Poll: No Clear Leaders in Nevada

Suffolk University/Reno Gazette Journal survey shows voters want to change Trump’s leadership direction
Nevada State Capitol, Carson City, Nevada
Nevada State Capitol, Carson City

A Suffolk University/Reno Gazette poll of likely Nevada voters shows very tight U.S. Senate and gubernatorial races. However voters are more decisive when it comes to the issues, opposing a ballot question that would change energy choices and rumblings about eliminating legal brothels.

In the U.S. Senate race, Congresswoman Jacky Rosen, a Democrat, (42 percent) was neck and neck with incumbent Dean Heller, a Republican, (41 percent), with independent Barry Michaels, Libertarian Tim Hagan, and Independent American Kamau Bakari each at 2 percent. Two percent chose “none of these candidates,” a Nevada ballot option, and 9 percent were undecided. In a July survey, Rosen trailed Heller by 1 point.
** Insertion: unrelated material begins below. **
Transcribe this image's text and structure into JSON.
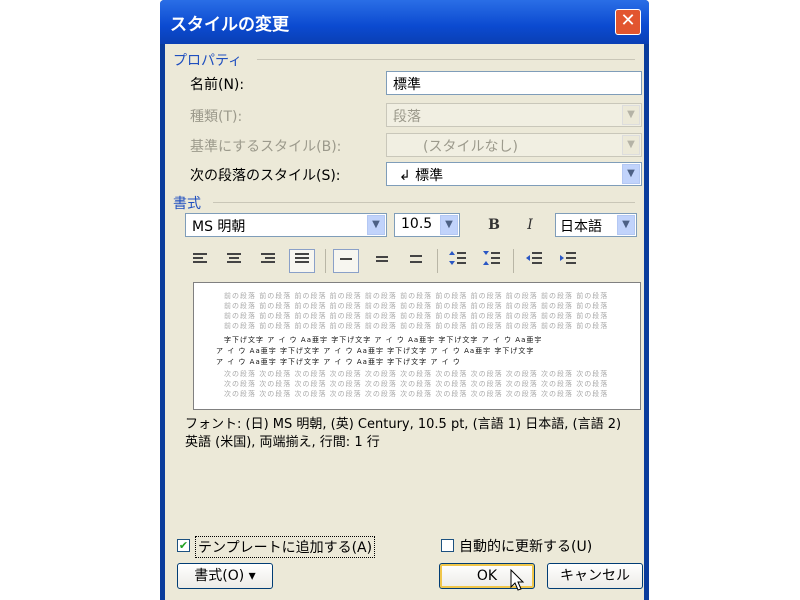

Both survey outcomes were well within the poll’s statistical margin of error.

“This is our second straight Nevada poll that shows a deadlock in the Senate race and a daunting challenge for the Democratic and Republican nominees,” said David Paleologos, director of the Suffolk University Political Research Center in Boston. “The people who will swing this election are the people least connected to party politics: third-party voters, undecideds, and those who are saying today that they will go to the polls and select ‘none of these candidates.’”

In the governor’s race, County Commissioner Steve Sisolak, a Democrat, (37 percent) led Attorney General Adam Laxalt, a Republican, (35 percent), with Independent American Russell Best, independent Ryan Bundy, and Libertarian Jared Lord combining for nearly 10 percent. Two percent chose “none of these candidates,” and 15 percent were undecided. In July, Sisolak trailed Laxalt by 1 point, again well within the margin of error.

In the 2016 presidential election more than 2 percent (28,863 voters) chose “none of these candidates” despite having five choices for president listed on the Nevada ballot. The “none of these candidates” vote total exceeded the margin between Democrat Hillary Clinton and Republican Donald Trump.

Views of Trump

Perceptions of President Trump’s job performance (50 percent disapprove – 46 percent approve) have barely changed since July (48 percent disapprove – 47 percent approve). A plurality of midterm voters (45 percent) said they want to cast ballots that will change the direction that Trump is leading the nation, while 36 percent would like their vote to support the president’s leadership direction, and nearly 18 percent said their vote this November doesn’t have much to do with Trump and his policies.

No to impeachment

Likely midterm voters do not think the House of Representatives should seriously consider impeaching Trump: 59 percent opposed impeachment, while 36 percent were in favor.

Nevada issues

A majority (55 percent to 36 percent) of voters opposed prohibition of legalized prostitution in brothels. Nevada state law now allows prostitution in licensed brothels located in counties with fewer than 400,000 residents.

Similarly voters opposed (51 percent to 32 percent) the Question 3 energy initiative, which would amend the state constitution to allow consumers to choose their energy provider and generate their own energy for resale.


In the 2010 Nevada midterm, which also included gubernatorial and U.S. Senate races, the Suffolk poll was the only poll among the final nine public polls predicting that Democrat Harry Reid would prevail over Republican Sharron Angle. In the governor’s race, the final Suffolk poll predicted an 11-point win for Republican Brian Sandoval over Democrat Rory Reid. Sandoval won by 11.8 points, according to the Nevada Secretary of State.


The statewide survey of 500 Nevada likely voters was conducted Sept. 5–Sept. 10. The margin of error is +/- 4.4 percent at a 95 percent level of confidence. Marginals and full cross-tabulation data are posted on the Suffolk University Political Research CenterPolitical Research Center website. For more information, contact David Paleologos at 781-290-9310, dpaleologos@suffolk.edu.


Greg Gatlin
Office of Public Affairs
Office of Public Affairs